Return all the lines below in which the string "products" appears.

Material for this exercise:
════════════════
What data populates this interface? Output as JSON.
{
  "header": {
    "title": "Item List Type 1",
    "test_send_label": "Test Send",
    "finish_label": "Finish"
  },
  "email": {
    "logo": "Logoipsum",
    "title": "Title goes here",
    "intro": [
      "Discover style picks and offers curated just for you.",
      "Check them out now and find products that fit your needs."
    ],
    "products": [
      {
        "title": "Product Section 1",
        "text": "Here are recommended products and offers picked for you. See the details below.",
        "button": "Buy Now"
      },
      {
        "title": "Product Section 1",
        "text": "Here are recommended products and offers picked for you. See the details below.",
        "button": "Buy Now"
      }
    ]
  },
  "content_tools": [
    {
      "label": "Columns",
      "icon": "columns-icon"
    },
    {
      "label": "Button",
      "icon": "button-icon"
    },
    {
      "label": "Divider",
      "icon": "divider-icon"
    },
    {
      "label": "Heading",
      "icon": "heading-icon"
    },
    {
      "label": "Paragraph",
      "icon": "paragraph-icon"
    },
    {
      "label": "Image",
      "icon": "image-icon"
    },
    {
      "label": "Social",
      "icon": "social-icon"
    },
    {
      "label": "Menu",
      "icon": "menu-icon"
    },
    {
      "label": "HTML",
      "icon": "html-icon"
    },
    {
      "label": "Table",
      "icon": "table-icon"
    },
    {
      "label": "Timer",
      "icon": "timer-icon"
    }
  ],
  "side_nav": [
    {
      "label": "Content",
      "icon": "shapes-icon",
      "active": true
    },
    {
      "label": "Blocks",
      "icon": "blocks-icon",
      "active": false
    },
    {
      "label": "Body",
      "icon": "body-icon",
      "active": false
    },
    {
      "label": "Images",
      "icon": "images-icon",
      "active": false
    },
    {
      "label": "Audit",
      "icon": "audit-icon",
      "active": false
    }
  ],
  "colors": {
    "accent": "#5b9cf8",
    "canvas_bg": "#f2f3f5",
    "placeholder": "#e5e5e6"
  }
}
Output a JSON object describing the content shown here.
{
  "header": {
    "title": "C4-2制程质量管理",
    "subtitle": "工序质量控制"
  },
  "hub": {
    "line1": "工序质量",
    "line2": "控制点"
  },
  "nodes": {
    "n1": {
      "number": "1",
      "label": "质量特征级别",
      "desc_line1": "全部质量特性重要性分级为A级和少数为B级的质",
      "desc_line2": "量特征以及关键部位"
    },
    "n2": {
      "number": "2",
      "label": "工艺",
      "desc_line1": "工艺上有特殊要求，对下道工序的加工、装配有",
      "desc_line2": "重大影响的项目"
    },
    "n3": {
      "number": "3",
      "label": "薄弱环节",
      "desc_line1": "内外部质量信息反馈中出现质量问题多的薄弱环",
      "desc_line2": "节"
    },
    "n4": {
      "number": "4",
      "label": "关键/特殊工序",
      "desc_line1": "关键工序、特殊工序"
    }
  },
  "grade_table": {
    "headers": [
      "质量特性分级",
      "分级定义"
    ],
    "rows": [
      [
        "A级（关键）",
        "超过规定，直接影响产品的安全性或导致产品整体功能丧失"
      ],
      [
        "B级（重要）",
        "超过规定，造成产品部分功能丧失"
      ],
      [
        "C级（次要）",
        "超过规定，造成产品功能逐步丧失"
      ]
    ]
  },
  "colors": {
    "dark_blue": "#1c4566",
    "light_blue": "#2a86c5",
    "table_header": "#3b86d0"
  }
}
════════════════
Task response:
      "Check them out now and find products that fit your needs."
    "products": [
        "text": "Here are recommended products and offers picked for you. See the details below.",
        "text": "Here are recommended products and offers picked for you. See the details below.",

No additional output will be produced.